[Interface dataset entries]
________________________________________

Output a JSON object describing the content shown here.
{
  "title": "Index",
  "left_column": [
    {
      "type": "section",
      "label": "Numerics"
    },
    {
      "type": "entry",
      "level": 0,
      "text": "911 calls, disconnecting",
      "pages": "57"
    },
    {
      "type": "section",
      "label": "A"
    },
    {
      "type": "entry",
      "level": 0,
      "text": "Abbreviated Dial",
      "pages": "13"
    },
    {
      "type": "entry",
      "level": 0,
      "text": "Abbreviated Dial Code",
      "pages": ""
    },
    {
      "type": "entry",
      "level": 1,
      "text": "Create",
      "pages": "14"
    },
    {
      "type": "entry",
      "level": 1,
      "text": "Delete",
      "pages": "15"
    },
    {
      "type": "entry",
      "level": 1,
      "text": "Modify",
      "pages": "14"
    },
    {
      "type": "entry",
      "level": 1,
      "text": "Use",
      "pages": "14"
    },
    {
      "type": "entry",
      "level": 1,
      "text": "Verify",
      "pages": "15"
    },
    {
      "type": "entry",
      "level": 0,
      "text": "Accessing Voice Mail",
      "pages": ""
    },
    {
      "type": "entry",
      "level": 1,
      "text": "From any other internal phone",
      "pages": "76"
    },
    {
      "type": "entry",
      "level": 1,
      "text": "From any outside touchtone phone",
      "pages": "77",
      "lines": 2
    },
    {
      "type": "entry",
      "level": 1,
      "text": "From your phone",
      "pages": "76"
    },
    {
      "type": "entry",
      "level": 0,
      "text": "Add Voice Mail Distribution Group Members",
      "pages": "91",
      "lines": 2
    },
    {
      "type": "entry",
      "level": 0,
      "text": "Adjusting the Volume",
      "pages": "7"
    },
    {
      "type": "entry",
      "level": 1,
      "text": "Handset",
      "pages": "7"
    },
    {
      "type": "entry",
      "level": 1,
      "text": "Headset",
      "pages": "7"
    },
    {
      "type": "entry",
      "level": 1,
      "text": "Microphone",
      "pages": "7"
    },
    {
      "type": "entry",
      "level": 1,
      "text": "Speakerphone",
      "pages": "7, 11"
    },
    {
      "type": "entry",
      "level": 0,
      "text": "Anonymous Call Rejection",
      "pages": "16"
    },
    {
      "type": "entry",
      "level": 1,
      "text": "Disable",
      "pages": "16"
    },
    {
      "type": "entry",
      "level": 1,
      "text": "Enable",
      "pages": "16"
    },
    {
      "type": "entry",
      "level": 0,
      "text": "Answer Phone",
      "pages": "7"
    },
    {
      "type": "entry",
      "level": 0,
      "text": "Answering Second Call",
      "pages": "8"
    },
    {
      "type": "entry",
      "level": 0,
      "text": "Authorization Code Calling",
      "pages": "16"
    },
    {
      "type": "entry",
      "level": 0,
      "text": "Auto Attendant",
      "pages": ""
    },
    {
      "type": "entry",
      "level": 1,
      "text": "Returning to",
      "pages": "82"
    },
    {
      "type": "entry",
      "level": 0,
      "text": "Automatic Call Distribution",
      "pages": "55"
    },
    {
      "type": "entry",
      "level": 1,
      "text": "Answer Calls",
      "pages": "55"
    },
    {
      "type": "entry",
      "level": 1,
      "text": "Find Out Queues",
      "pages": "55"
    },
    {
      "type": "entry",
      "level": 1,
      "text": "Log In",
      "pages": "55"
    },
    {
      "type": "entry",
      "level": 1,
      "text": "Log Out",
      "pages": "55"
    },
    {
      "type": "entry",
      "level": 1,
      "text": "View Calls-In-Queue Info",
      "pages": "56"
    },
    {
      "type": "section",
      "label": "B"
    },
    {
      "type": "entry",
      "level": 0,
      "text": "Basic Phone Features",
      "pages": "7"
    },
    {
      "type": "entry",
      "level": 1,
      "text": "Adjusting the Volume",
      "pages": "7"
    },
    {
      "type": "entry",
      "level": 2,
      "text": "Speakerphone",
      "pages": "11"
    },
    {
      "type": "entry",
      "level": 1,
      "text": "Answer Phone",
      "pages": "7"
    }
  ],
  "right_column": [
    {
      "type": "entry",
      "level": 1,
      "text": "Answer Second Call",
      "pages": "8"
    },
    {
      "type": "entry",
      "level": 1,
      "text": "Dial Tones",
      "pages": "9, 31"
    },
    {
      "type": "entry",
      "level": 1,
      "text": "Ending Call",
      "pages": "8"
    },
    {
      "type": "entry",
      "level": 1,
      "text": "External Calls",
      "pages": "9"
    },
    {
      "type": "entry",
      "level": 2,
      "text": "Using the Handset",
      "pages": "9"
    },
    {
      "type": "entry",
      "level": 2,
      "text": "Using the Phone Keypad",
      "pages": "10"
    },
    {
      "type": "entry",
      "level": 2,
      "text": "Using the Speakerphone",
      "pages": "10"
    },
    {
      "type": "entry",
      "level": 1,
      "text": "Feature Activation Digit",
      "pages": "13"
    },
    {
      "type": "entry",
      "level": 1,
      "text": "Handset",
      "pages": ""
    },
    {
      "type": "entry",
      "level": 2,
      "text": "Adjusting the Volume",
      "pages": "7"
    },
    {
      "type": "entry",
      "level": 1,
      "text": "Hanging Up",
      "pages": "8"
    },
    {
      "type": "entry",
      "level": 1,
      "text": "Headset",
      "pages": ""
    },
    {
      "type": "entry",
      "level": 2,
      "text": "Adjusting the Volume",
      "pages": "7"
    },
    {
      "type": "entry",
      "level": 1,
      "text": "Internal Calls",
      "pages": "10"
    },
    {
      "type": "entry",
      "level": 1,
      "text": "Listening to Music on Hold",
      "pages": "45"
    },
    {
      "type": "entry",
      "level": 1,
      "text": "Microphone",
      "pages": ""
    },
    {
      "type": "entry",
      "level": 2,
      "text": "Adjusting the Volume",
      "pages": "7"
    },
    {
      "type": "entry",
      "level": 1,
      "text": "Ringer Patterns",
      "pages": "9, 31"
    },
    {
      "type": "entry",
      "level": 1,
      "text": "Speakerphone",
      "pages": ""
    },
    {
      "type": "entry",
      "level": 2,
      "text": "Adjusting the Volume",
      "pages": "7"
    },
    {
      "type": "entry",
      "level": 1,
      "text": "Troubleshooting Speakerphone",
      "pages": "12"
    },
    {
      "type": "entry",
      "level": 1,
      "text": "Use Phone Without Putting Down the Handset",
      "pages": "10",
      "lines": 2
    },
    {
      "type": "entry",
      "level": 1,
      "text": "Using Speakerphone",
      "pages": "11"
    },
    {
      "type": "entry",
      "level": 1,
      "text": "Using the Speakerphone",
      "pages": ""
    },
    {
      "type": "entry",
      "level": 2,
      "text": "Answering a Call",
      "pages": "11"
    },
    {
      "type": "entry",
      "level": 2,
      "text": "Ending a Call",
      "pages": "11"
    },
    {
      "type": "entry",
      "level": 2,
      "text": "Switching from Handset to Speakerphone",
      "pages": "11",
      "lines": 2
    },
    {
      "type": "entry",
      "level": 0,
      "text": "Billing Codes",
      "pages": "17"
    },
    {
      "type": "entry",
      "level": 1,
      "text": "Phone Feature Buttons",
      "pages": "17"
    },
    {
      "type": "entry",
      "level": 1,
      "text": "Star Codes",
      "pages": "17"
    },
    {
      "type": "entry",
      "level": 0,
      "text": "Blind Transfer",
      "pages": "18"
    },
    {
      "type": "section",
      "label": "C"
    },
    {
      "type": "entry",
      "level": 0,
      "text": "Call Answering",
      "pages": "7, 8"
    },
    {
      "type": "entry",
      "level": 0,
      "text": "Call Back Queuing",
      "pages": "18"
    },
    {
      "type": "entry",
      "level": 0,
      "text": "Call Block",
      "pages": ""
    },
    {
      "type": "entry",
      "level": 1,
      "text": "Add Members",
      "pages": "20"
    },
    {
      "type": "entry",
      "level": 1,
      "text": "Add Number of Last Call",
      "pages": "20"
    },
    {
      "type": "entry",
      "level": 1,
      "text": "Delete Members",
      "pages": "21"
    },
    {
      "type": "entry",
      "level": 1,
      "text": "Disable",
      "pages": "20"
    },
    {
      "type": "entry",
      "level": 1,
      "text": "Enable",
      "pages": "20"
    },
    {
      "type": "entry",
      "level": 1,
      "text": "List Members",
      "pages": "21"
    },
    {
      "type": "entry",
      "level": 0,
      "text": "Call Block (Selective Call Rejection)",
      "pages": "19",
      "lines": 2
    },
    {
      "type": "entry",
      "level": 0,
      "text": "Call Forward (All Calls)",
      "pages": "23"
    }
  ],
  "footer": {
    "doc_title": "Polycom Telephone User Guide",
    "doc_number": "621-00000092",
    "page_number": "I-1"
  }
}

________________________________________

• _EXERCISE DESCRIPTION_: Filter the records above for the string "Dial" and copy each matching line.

• _ANSWER SPACE_:
      "text": "Abbreviated Dial",
      "text": "Abbreviated Dial Code",
      "text": "Dial Tones",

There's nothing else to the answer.